We look forward to hearing from you and some excellent Oregon State University chemistry undergraduate students.  Thanks for your help in making this program a success.

2013-2014 Cover Letter

2013 AIR Diversity Fellowship Flyer

AIR 2013 Application

In addition to being showered with accolades from Hollywood insiders, this year’sEmmy Award-winner for best television drama, “Breaking Bad,” has been alsopraised by members of the scientific community.

“To us who are educated in science, whenever we see science presented inaccurately, it’s like fingernails on the blackboard,” the AMC show’s science advisor Dr. Donna Nelson, a professor of organic chemistry at the University of Oklahoma, tells the American Chemical Society’s Bytesize Science series in the video above. “It just drives us crazy, and we can’t stay immersed in the show.”

Fortunately for Nelson and like-minded scientists, “Breaking Bad” gets the science mostly right in its tale of chemistry-teacher-turned-meth-overlord Walter White.

Nelson actually works with the show’s creator, Vince Gilligan, to fact-check scripts. She even suggests chemical structures for Walter to draw on his blackboard.

But Nelson did identify one glaring inaccuracy.

“The powder blue meth that you see is really sort of like Walter’s trademark,” Nelson explains in the video. “In real life, meth would not be powder blue like that. The meth would be colorless.”

The show’s series finale will run on AMC this Sunday.


Congratulations to Mas Subramanian for winning the 2013 F.A. Gilfillan Memorial Award for Distinguished Scholarship in Science and Daniel Myles for winning the Fred Horne Award for Excellence in Teaching Science.  Well deserved recognition to both these individuals!

The National Academies is pleased to announce a call for nominations and applications for the 2014 Jefferson Science Fellows program.  Initiated by the Secretary of State in 2003, this fellowship program engages the American academic science, technology, engineering and medical communities in the design and implementation of U.S. foreign policy.

Jefferson Science Fellows (JSF) spend one year at the U.S. Department of State or the U.S. Agency for International Development (USAID) for an on-site assignment in Washington, D.C. that may also involve extended stays at U.S. foreign embassies and/or missions.

The fellowship is open to tenured, or similarly ranked, academic scientists, engineers and physicians from U.S. institutions of higher learning. Nominees/applicants must hold U.S. citizenship and will be required to obtain a security clearance.

The deadline for 2014-2015 program year applications/nominations is January 13, 2014. To learn more about the Jefferson Science Fellowship and to apply, visit the JSF website at:

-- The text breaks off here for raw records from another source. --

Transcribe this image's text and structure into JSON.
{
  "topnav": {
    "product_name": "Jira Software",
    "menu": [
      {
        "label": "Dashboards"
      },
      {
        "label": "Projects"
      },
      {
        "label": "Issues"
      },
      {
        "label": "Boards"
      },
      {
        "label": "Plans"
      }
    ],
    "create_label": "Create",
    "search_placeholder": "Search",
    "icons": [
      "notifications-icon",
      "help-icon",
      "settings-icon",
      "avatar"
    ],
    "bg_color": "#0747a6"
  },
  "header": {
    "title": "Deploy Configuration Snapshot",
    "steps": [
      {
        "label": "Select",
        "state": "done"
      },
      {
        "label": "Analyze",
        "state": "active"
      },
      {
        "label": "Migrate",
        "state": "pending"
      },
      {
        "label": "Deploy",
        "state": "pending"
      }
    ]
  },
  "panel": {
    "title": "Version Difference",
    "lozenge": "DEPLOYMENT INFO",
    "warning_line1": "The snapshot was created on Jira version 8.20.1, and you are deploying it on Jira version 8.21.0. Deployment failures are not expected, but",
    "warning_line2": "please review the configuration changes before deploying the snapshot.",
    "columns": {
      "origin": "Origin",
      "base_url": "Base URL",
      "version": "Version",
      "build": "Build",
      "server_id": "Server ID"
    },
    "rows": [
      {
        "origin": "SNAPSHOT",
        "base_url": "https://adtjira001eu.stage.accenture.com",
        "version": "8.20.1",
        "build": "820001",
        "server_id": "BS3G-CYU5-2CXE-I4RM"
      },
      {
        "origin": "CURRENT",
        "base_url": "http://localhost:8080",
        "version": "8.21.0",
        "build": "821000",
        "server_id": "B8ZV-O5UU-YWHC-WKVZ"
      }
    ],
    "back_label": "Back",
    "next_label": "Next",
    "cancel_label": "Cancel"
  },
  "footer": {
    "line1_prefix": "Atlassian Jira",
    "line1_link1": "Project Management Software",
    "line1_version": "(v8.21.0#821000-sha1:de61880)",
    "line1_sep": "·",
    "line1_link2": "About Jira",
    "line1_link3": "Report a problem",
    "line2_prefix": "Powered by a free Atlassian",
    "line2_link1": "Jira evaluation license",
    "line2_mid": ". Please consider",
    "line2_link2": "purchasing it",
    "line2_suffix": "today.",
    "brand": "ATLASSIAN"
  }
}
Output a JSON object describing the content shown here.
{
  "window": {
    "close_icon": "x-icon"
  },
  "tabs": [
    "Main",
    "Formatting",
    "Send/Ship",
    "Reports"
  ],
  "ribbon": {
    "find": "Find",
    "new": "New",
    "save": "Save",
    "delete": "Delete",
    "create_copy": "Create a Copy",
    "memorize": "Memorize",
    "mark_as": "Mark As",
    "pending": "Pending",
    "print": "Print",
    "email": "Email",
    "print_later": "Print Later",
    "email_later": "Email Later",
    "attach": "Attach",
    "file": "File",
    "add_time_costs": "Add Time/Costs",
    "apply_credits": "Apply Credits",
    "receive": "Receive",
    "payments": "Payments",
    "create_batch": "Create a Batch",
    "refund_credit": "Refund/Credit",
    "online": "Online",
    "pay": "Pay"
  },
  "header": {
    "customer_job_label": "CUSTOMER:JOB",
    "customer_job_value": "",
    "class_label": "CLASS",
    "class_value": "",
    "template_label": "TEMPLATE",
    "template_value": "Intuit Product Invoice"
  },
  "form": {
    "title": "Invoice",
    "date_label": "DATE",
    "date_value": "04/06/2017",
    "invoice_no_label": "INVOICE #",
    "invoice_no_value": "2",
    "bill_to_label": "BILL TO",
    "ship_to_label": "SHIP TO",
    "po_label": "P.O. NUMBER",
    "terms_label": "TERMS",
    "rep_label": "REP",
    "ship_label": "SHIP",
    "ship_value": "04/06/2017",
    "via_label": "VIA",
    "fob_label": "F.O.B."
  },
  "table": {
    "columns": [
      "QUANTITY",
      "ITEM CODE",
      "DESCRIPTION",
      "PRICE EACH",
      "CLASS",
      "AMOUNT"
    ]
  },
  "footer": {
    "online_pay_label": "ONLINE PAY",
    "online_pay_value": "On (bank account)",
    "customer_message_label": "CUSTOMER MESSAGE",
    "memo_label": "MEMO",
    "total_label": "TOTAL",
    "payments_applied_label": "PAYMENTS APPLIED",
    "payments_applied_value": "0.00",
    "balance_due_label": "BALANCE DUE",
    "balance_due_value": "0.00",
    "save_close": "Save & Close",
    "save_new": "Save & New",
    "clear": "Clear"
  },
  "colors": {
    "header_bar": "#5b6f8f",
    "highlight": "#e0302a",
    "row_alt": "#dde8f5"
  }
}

The chemistry program at Southern Oregon University will need a one-year sabbatical replacement for our biochemist next year (2014-2015) and, although I have not been given formal approval to start the search, I would like to bring this opportunity to the attention of your graduate students who might be interested in a teaching post-doctoral experience.

The undergraduate biochemistry/chemistry program at Southern Oregon University is ACS-certified and was recently ranked in the first quintile in the SOU internal prioritization process. Our program has six faculty members who all work closely together to provide a strong background in chemistry to our students. The Department is well equipped with instrumentation, which can be viewed on our website (

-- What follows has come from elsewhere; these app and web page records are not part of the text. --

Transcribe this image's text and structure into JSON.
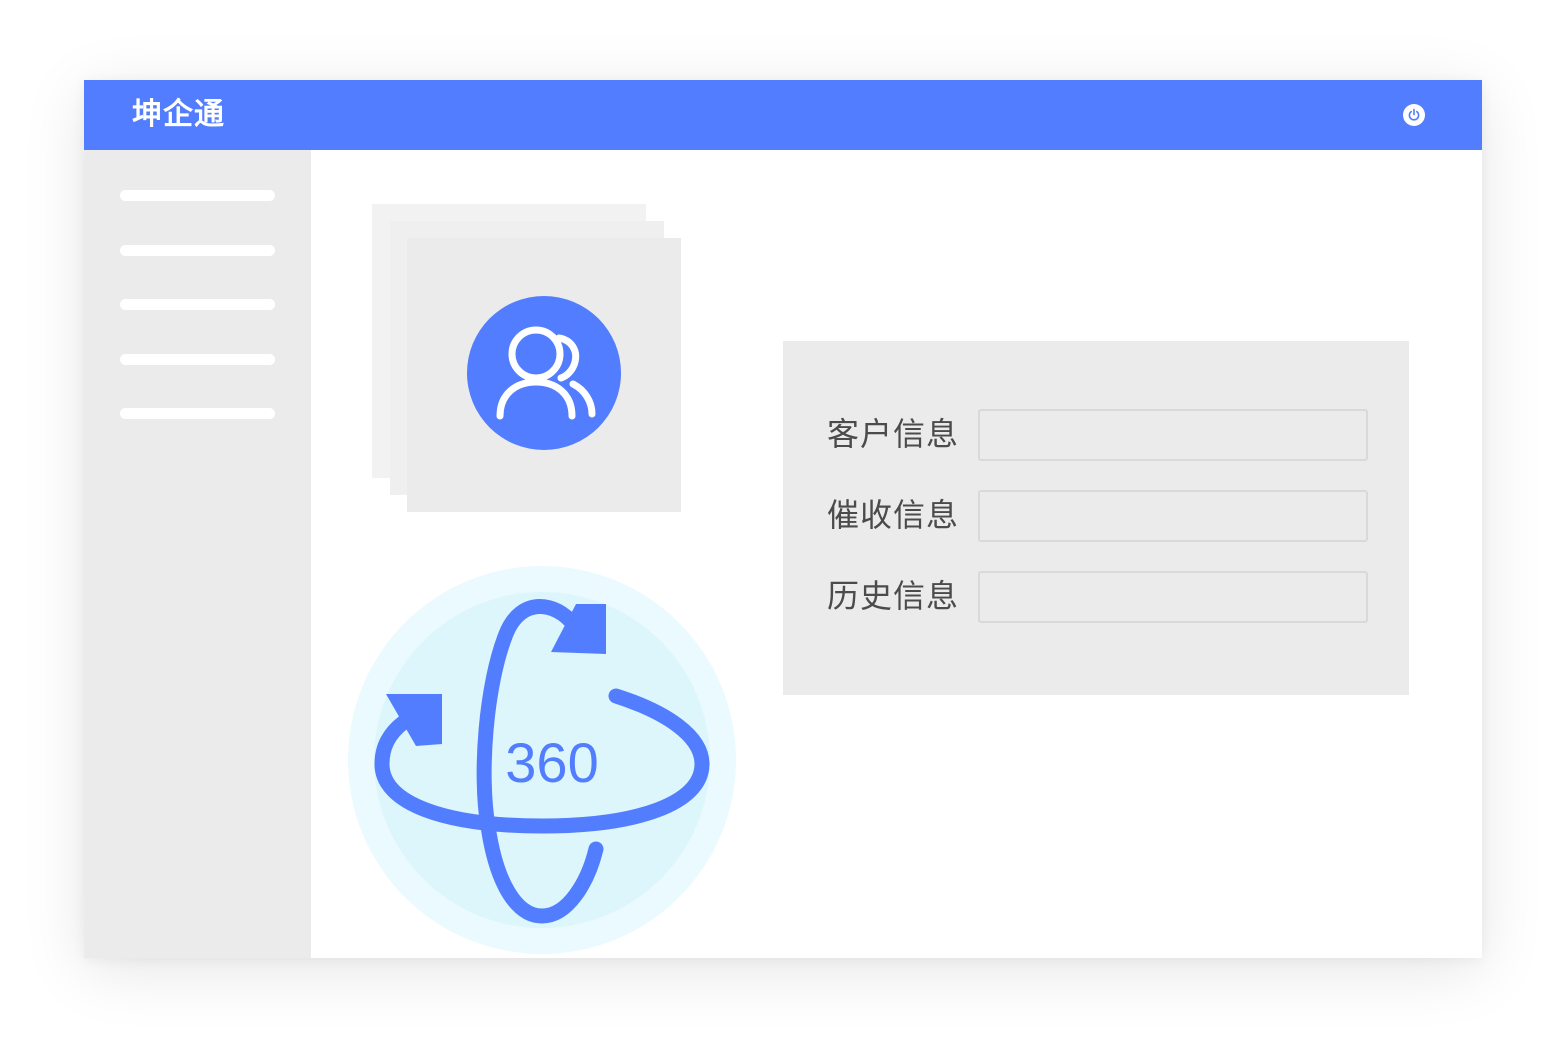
{
  "app": {
    "title": "坤企通",
    "brand_color": "#527dfe"
  },
  "header": {
    "power_icon": "power-icon"
  },
  "sidebar": {
    "items": [
      {
        "label": ""
      },
      {
        "label": ""
      },
      {
        "label": ""
      },
      {
        "label": ""
      },
      {
        "label": ""
      }
    ]
  },
  "illustration": {
    "customer_icon": "users-icon",
    "rotate_badge_text": "360"
  },
  "form": {
    "fields": [
      {
        "label": "客户信息",
        "value": ""
      },
      {
        "label": "催收信息",
        "value": ""
      },
      {
        "label": "历史信息",
        "value": ""
      }
    ]
  }
}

The candidate would be expected to teach the year long biochemistry sequence (Ch 451, 2, 3) and two quarters of biochemistry lab (winter and spring term – Ch 454, 5). Additional teaching requirements include organic labs and/or general chemistry labs. The full-time teaching load (at the Assistant Professor level) is typically one lecture and three laboratory sections per term. Finally, s/he would be assisting between one and three students with a year long capstone research experience.

For more information about the courses, contact Dr. Greg Miller ( For information about the position contact me, Dr. Laura Hughes (

Thank you for your consideration,


Laura A. Hughes, Ph.D.
Associate Professor of Chemistry
Chair, CPME